### Directions for this task
Give back all the entries below. Omit none of them.

### Items from a dataset
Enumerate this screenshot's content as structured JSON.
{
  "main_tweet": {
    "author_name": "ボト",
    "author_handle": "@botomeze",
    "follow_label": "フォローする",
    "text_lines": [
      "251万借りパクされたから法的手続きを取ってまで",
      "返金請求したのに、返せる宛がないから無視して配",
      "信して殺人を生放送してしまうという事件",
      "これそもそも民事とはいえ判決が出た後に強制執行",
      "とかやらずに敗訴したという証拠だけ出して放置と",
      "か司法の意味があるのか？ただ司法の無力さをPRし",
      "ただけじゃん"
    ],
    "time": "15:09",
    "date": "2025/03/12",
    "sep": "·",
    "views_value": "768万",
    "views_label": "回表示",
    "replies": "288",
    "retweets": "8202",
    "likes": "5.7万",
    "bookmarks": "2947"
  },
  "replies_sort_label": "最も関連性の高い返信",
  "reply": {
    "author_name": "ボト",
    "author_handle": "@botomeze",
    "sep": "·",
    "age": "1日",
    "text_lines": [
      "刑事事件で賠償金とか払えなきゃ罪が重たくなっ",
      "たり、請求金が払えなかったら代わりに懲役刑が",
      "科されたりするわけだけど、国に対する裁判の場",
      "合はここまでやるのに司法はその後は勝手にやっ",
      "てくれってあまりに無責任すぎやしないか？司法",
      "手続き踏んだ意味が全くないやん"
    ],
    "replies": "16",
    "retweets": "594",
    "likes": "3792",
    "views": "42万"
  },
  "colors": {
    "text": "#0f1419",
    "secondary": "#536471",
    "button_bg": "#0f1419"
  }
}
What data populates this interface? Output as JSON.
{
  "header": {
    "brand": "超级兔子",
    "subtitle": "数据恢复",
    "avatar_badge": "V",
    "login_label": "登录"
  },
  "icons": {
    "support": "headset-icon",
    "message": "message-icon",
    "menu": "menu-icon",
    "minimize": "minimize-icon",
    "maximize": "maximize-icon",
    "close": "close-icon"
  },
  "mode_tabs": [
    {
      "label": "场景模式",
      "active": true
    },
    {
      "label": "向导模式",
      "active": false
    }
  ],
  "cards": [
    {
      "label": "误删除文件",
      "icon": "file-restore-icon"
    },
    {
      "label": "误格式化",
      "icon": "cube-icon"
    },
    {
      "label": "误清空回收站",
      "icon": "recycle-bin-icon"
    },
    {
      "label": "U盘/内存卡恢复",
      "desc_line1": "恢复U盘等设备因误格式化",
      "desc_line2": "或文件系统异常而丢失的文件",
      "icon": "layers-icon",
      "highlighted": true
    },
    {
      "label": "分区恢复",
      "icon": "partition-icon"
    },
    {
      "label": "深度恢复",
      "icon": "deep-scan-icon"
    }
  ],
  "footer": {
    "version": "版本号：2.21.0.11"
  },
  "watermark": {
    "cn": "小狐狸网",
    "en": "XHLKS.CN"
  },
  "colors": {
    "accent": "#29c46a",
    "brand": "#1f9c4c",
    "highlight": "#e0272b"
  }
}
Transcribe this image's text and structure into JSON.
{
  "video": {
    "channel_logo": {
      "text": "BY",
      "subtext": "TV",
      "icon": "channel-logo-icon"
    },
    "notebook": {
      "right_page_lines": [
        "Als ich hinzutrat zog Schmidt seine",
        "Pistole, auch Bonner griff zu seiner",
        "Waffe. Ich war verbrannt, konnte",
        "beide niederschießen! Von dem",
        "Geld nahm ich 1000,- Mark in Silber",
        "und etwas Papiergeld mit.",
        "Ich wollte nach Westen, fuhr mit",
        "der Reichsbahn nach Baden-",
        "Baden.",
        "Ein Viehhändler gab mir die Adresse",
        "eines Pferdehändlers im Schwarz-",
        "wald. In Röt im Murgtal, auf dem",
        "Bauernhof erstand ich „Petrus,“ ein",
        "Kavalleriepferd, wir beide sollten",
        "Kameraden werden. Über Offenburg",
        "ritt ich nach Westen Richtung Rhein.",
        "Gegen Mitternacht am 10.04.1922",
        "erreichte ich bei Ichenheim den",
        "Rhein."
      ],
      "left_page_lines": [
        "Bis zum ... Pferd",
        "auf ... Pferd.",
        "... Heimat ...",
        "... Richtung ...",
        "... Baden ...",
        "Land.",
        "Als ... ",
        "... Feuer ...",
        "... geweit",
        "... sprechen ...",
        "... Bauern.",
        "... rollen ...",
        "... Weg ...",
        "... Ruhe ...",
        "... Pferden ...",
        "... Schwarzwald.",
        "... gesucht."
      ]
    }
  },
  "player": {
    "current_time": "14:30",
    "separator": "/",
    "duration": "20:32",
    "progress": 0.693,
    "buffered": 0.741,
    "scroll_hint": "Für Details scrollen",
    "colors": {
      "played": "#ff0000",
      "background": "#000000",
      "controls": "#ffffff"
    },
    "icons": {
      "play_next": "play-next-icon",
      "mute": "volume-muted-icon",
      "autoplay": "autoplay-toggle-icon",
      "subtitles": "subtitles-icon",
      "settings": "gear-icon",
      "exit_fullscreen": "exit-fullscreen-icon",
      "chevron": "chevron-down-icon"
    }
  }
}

### Finished exercise
Enumerate this screenshot's content as structured JSON.
{
  "main_tweet": {
    "author_name": "ボト",
    "author_handle": "@botomeze",
    "follow_label": "フォローする",
    "text_lines": [
      "251万借りパクされたから法的手続きを取ってまで",
      "返金請求したのに、返せる宛がないから無視して配",
      "信して殺人を生放送してしまうという事件",
      "これそもそも民事とはいえ判決が出た後に強制執行",
      "とかやらずに敗訴したという証拠だけ出して放置と",
      "か司法の意味があるのか？ただ司法の無力さをPRし",
      "ただけじゃん"
    ],
    "time": "15:09",
    "date": "2025/03/12",
    "sep": "·",
    "views_value": "768万",
    "views_label": "回表示",
    "replies": "288",
    "retweets": "8202",
    "likes": "5.7万",
    "bookmarks": "2947"
  },
  "replies_sort_label": "最も関連性の高い返信",
  "reply": {
    "author_name": "ボト",
    "author_handle": "@botomeze",
    "sep": "·",
    "age": "1日",
    "text_lines": [
      "刑事事件で賠償金とか払えなきゃ罪が重たくなっ",
      "たり、請求金が払えなかったら代わりに懲役刑が",
      "科されたりするわけだけど、国に対する裁判の場",
      "合はここまでやるのに司法はその後は勝手にやっ",
      "てくれってあまりに無責任すぎやしないか？司法",
      "手続き踏んだ意味が全くないやん"
    ],
    "replies": "16",
    "retweets": "594",
    "likes": "3792",
    "views": "42万"
  },
  "colors": {
    "text": "#0f1419",
    "secondary": "#536471",
    "button_bg": "#0f1419"
  }
}
What data populates this interface? Output as JSON.
{
  "header": {
    "brand": "超级兔子",
    "subtitle": "数据恢复",
    "avatar_badge": "V",
    "login_label": "登录"
  },
  "icons": {
    "support": "headset-icon",
    "message": "message-icon",
    "menu": "menu-icon",
    "minimize": "minimize-icon",
    "maximize": "maximize-icon",
    "close": "close-icon"
  },
  "mode_tabs": [
    {
      "label": "场景模式",
      "active": true
    },
    {
      "label": "向导模式",
      "active": false
    }
  ],
  "cards": [
    {
      "label": "误删除文件",
      "icon": "file-restore-icon"
    },
    {
      "label": "误格式化",
      "icon": "cube-icon"
    },
    {
      "label": "误清空回收站",
      "icon": "recycle-bin-icon"
    },
    {
      "label": "U盘/内存卡恢复",
      "desc_line1": "恢复U盘等设备因误格式化",
      "desc_line2": "或文件系统异常而丢失的文件",
      "icon": "layers-icon",
      "highlighted": true
    },
    {
      "label": "分区恢复",
      "icon": "partition-icon"
    },
    {
      "label": "深度恢复",
      "icon": "deep-scan-icon"
    }
  ],
  "footer": {
    "version": "版本号：2.21.0.11"
  },
  "watermark": {
    "cn": "小狐狸网",
    "en": "XHLKS.CN"
  },
  "colors": {
    "accent": "#29c46a",
    "brand": "#1f9c4c",
    "highlight": "#e0272b"
  }
}
Transcribe this image's text and structure into JSON.
{
  "video": {
    "channel_logo": {
      "text": "BY",
      "subtext": "TV",
      "icon": "channel-logo-icon"
    },
    "notebook": {
      "right_page_lines": [
        "Als ich hinzutrat zog Schmidt seine",
        "Pistole, auch Bonner griff zu seiner",
        "Waffe. Ich war verbrannt, konnte",
        "beide niederschießen! Von dem",
        "Geld nahm ich 1000,- Mark in Silber",
        "und etwas Papiergeld mit.",
        "Ich wollte nach Westen, fuhr mit",
        "der Reichsbahn nach Baden-",
        "Baden.",
        "Ein Viehhändler gab mir die Adresse",
        "eines Pferdehändlers im Schwarz-",
        "wald. In Röt im Murgtal, auf dem",
        "Bauernhof erstand ich „Petrus,“ ein",
        "Kavalleriepferd, wir beide sollten",
        "Kameraden werden. Über Offenburg",
        "ritt ich nach Westen Richtung Rhein.",
        "Gegen Mitternacht am 10.04.1922",
        "erreichte ich bei Ichenheim den",
        "Rhein."
      ],
      "left_page_lines": [
        "Bis zum ... Pferd",
        "auf ... Pferd.",
        "... Heimat ...",
        "... Richtung ...",
        "... Baden ...",
        "Land.",
        "Als ... ",
        "... Feuer ...",
        "... geweit",
        "... sprechen ...",
        "... Bauern.",
        "... rollen ...",
        "... Weg ...",
        "... Ruhe ...",
        "... Pferden ...",
        "... Schwarzwald.",
        "... gesucht."
      ]
    }
  },
  "player": {
    "current_time": "14:30",
    "separator": "/",
    "duration": "20:32",
    "progress": 0.693,
    "buffered": 0.741,
    "scroll_hint": "Für Details scrollen",
    "colors": {
      "played": "#ff0000",
      "background": "#000000",
      "controls": "#ffffff"
    },
    "icons": {
      "play_next": "play-next-icon",
      "mute": "volume-muted-icon",
      "autoplay": "autoplay-toggle-icon",
      "subtitles": "subtitles-icon",
      "settings": "gear-icon",
      "exit_fullscreen": "exit-fullscreen-icon",
      "chevron": "chevron-down-icon"
    }
  }
}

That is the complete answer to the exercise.